operation that builds a recursive sequence
(i.e., a function on an upper integer set such as ℕ or ℕ0)
whose value at an index is a function of its previous value and the
value of an input sequence at that index. This definition is
complicated, but fortunately it is not intended to be used directly.
Instead, the only purpose of this definition is to provide us with an
object that has the properties expressed by seqf 10075, seq3-1 10074 and
seq3p1 10076. Typically, those are the main theorems
that would be used in
The first operand in the parentheses is the operation that is applied to
the previous value and the value of the input sequence (second operand).
The operand to the left of the parenthesis is the integer to start from.
For example, for the operation +, an input
sequence 𝐹 with
values 1, 1/2, 1/4, 1/8,... would be transformed into the output

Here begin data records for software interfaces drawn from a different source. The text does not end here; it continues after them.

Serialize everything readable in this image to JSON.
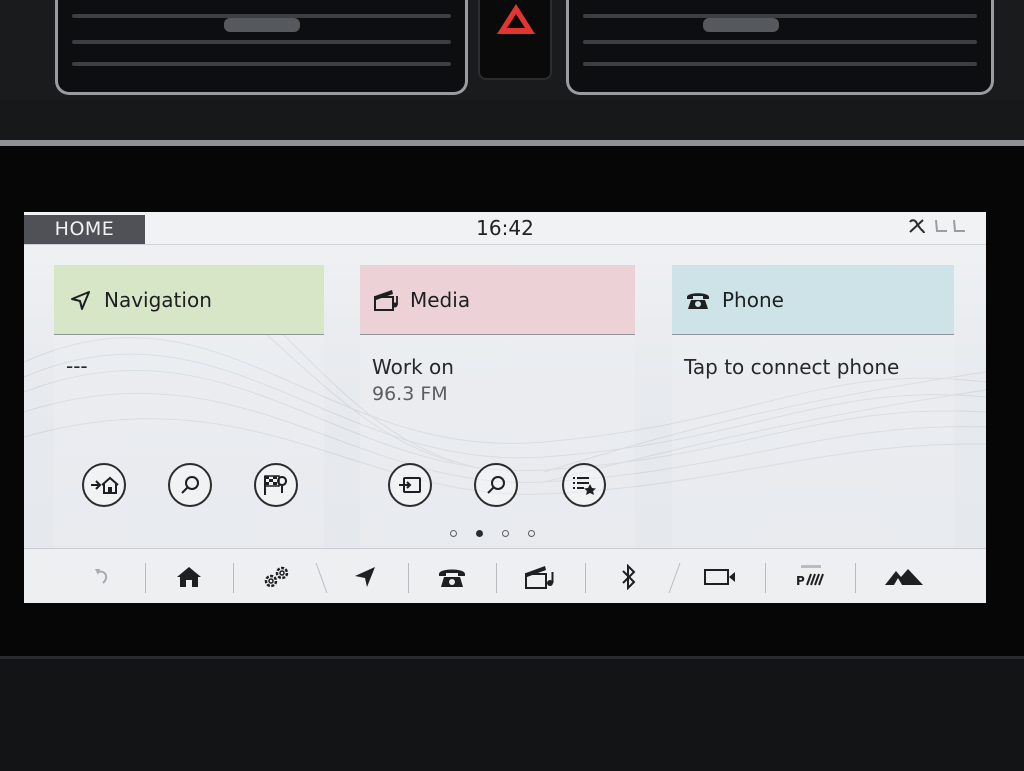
{
  "status_bar": {
    "home_label": "HOME",
    "time": "16:42"
  },
  "cards": {
    "navigation": {
      "title": "Navigation",
      "line1": "---",
      "color": "#d7e6c7"
    },
    "media": {
      "title": "Media",
      "line1": "Work on",
      "line2": "96.3 FM",
      "color": "#ecd2d7"
    },
    "phone": {
      "title": "Phone",
      "line1": "Tap to connect phone",
      "color": "#cde3e8"
    }
  },
  "card_buttons": {
    "navigation": [
      "navigate-home-icon",
      "search-icon",
      "destination-flag-icon"
    ],
    "media": [
      "source-input-icon",
      "search-icon",
      "favorites-list-icon"
    ]
  },
  "pager": {
    "pages": 4,
    "active_index": 1
  },
  "bottom_bar": [
    "back-icon",
    "home-icon",
    "settings-gears-icon",
    "navigation-arrow-icon",
    "phone-icon",
    "media-clapper-icon",
    "bluetooth-icon",
    "camera-icon",
    "parking-aid-icon",
    "terrain-response-icon"
  ]
}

sequence seq1( + , 𝐹) with values 1, 3/2, 7/4, 15/8,..,
(seq1( + , 𝐹)‘1) = 1, (seq1( + , 𝐹)‘2) = 3/2,
etc. In other words, seq𝑀( + , 𝐹) transforms a sequence 𝐹
into an infinite series. seq𝑀( + , 𝐹) ⇝ 2 means "the sum of

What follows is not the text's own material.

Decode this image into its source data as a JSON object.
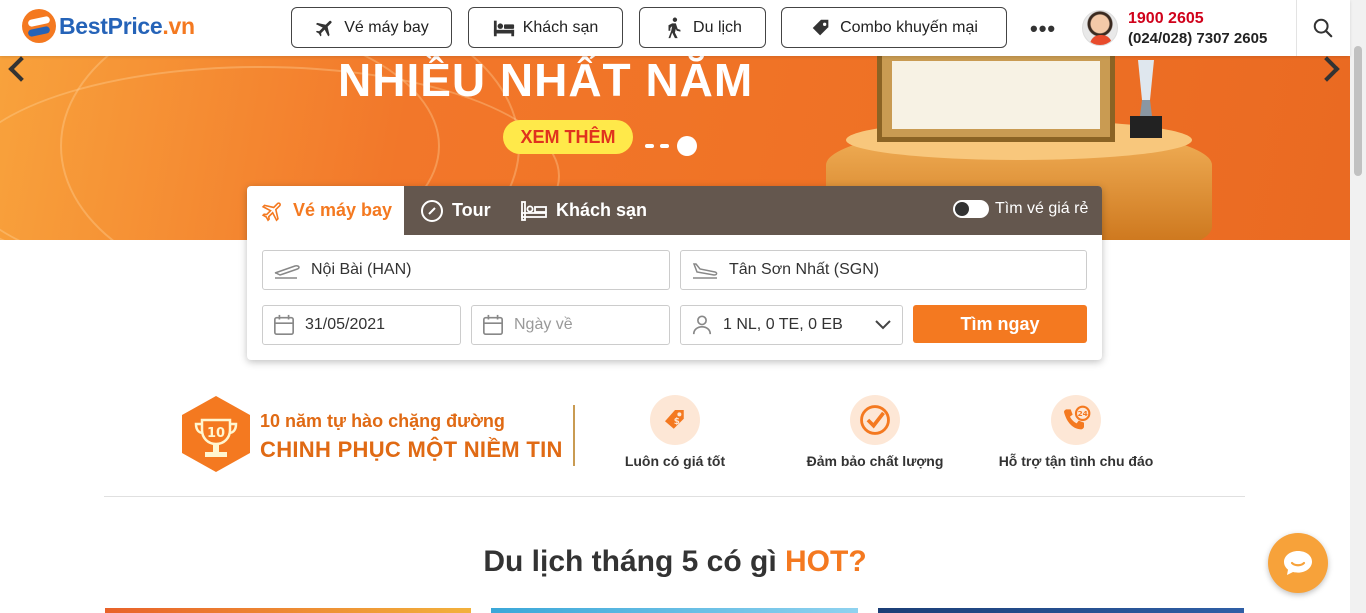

F(n) from n = M to infinity is 2." Since limits are unique
(climuni 10901), by climdm 10903 the "sum of F(n) from n = 1 to
be expressed as ( ⇝ ‘seq1( + , 𝐹)) (provided the sequence
converges) and evaluates to 2 in this example.
Internally, the frec function generates as its
values a set of
ordered pairs starting at 〈𝑀, (𝐹‘𝑀)〉, with the first
member of each pair incremented by one in each successive value. So,
the range of frec is exactly the sequence we
want, and we just
extract the range and throw away the domain.
(Contributed by NM, 18-Apr-2005.) (Revised by Jim Kingdon,